An old notion prevailed that pilchards were in best season when barberries were also in, and the fish, from this idea, were often served fresh with a sauce of that fruit. Mention is made by some old chronicler, whose name we cannot call to mind, that Queen Elizabeth, in one of her periodical “progresses” or visitations throughout her kingdom, was “mightily pleased with a dish of pickled pilchards, whereof her majesty ate heartily.” For many centuries Cornwall, in addition to its tin and copper mines, has been celebrated for its pilchards, and in the “arms” of the county a figure of this fish is conspicuous. But good as they are, the Cornish cured pilchards do not come up to the standard of those barrelled in Holland. Almost all the pilchards supplied to the London market are cured, and it is comparatively rare to see fresh pilchards either at a fishmonger’s or in Billingsgate itself.

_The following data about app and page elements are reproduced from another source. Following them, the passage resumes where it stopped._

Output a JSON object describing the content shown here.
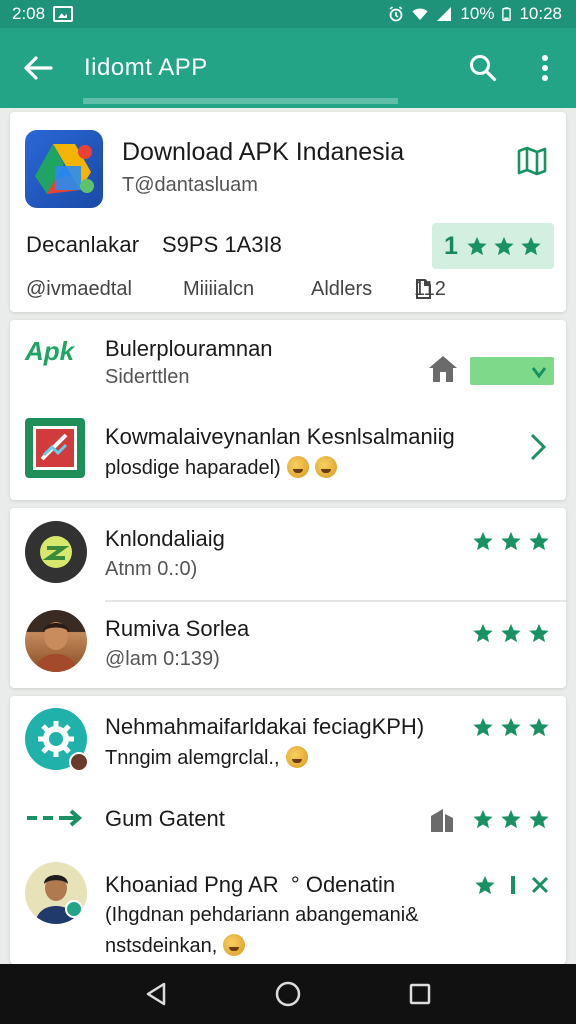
{
  "status_bar": {
    "time": "2:08",
    "battery": "10%",
    "clock": "10:28"
  },
  "appbar": {
    "title": "Iidomt APP"
  },
  "app": {
    "name": "Download APK Indanesia",
    "developer": "T@dantasluam",
    "stat_label": "Decanlakar",
    "stat_value": "S9PS 1A3I8",
    "rating": "1",
    "meta": [
      "@ivmaedtal",
      "Miiiialcn",
      "Aldlers",
      "112"
    ]
  },
  "section1": {
    "item1": {
      "badge": "Apk",
      "title": "Bulerplouramnan",
      "sub": "Siderttlen"
    },
    "item2": {
      "title": "Kowmalaiveynanlan Kesnlsalmaniig",
      "sub": "plosdige haparadel)"
    }
  },
  "section2": {
    "item1": {
      "title": "Knlondaliaig",
      "sub": "Atnm 0.:0)"
    },
    "item2": {
      "title": "Rumiva  Sorlea",
      "sub": "@lam 0:139)"
    }
  },
  "section3": {
    "item1": {
      "title": "Nehmahmaifarldakai feciagKPH)",
      "sub": "Tnngim alemgrclal.,"
    },
    "item2": {
      "title": "Gum Gatent"
    },
    "item3": {
      "title": "Khoaniad Png AR  ° Odenatin",
      "sub1": "(Ihgdnan pehdariann abangemani&",
      "sub2": "nstsdeinkan,"
    }
  },
  "colors": {
    "primary": "#23a487",
    "status": "#1f9379",
    "star": "#1a9163"
  }
}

The head-quarters of the pilchard in the United Kingdom are, as we have said, the Cornish sea-ports. The usual buyers of pilchards are the curers, who purchase sometimes by the cran, but more frequently by the hogshead. The fish, after the curing process, are packed in brine in casks, or dried and barrelled in the same way as red-herrings, according to the state of the market. In some instances they are smoked to keep only a short time, and sold like bloaters, but this is not a very usual or remunerative proceeding. The fish, as we have stated, have become scarcer of late years, but the same may be said of all sea-fish, and the scarcity is, no doubt, caused by the want of sufficient regulations for their protection during their spawning season, a protection which is afforded to all fresh-water fish. Sea-fish have innumerable enemies, and whilst the destruction, by millions, of herrings and mackerel in full roe is permitted and even encouraged by law, it is unreasonable to expect the stock of sea-fish to increase. For every female herring or mackerel destroyed whilst in roe, 500,000 ova perish, and whilst the salmon, trout, perch, and all fresh-water fish are protected by act of parliament, there is no protection whatever for our sea-fisheries. The remedy is very simple. Let it be made illegal to destroy sea-fish whilst breeding, that is, give them a couple of months’ immunity, and the supply of a good wholesome article of food for the poor man will be increased a hundred-fold, and fish will be procurable in the London market at a tenth part of the present price. The subject is well worth the attention of the legislature, and he will deserve well of the nation who shall first call the attention of Parliament to so important a matter, and one in which there is room for such a vast improvement. Astley H. Baldwin.